* [Work to complete]
Please find how many lines of the data contain the string "true", and respond with that number only.

Start of Data for this exercise

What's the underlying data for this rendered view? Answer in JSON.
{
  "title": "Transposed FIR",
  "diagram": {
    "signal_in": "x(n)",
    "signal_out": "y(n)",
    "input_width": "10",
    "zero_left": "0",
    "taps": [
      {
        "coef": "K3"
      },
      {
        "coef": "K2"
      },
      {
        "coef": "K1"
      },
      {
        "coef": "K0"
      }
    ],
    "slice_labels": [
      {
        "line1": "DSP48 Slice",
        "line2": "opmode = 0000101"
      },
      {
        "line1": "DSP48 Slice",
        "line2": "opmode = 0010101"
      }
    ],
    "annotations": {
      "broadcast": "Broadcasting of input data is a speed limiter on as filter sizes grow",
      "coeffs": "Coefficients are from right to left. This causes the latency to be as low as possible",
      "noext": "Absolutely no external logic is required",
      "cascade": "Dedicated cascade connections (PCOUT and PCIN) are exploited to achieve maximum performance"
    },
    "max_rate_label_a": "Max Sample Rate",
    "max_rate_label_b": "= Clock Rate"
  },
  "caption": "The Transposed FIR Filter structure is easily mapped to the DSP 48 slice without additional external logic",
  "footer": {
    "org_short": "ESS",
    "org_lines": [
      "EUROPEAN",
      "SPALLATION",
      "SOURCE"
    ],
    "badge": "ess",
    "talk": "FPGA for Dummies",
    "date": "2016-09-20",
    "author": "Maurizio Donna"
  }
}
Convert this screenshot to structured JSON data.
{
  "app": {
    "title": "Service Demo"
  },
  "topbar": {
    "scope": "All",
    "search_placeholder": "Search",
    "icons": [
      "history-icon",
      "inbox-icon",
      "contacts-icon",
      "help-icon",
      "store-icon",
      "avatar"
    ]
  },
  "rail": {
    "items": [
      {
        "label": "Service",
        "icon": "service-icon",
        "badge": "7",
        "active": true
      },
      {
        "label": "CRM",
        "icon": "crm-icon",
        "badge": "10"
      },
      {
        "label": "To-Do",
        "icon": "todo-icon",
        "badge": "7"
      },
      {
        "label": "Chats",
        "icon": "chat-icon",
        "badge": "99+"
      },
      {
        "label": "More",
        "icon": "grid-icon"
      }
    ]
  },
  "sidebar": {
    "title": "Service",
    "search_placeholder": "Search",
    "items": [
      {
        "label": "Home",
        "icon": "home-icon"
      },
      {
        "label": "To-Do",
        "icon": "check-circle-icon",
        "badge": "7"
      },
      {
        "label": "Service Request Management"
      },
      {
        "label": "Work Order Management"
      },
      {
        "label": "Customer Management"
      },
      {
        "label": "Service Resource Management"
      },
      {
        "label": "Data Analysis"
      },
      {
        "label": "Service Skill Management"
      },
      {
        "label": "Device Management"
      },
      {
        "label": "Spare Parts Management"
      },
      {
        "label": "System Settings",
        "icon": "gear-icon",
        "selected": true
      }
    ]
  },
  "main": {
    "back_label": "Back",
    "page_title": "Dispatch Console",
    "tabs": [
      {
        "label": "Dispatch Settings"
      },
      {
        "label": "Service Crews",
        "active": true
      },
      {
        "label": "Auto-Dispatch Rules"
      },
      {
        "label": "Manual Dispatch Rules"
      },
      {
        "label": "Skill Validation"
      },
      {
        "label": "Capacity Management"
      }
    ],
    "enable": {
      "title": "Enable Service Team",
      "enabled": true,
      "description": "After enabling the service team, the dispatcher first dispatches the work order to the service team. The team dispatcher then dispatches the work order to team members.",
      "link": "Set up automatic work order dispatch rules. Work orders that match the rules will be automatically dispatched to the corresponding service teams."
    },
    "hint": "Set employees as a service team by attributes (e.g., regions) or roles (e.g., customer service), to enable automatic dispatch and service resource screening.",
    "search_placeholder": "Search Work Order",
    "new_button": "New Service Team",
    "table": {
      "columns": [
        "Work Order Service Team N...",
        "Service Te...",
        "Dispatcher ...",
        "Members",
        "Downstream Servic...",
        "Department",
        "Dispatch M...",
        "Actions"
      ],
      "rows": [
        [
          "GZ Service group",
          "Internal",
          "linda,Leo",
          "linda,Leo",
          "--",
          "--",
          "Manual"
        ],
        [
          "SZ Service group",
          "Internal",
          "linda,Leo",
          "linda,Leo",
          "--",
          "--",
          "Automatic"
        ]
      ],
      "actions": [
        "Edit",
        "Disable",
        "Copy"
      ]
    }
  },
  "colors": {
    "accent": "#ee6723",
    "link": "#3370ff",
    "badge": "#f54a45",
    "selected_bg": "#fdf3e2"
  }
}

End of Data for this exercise
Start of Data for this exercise

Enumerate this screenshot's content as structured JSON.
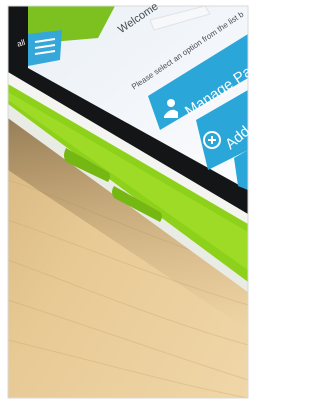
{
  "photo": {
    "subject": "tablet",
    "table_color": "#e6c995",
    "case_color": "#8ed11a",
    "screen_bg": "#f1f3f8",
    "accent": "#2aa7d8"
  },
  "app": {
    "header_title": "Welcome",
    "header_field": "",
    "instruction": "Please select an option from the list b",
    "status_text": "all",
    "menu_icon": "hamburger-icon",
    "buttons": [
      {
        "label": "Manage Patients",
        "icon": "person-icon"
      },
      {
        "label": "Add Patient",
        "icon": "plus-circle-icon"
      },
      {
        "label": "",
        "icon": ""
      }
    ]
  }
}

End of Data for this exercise

* [Output for this exercise]
4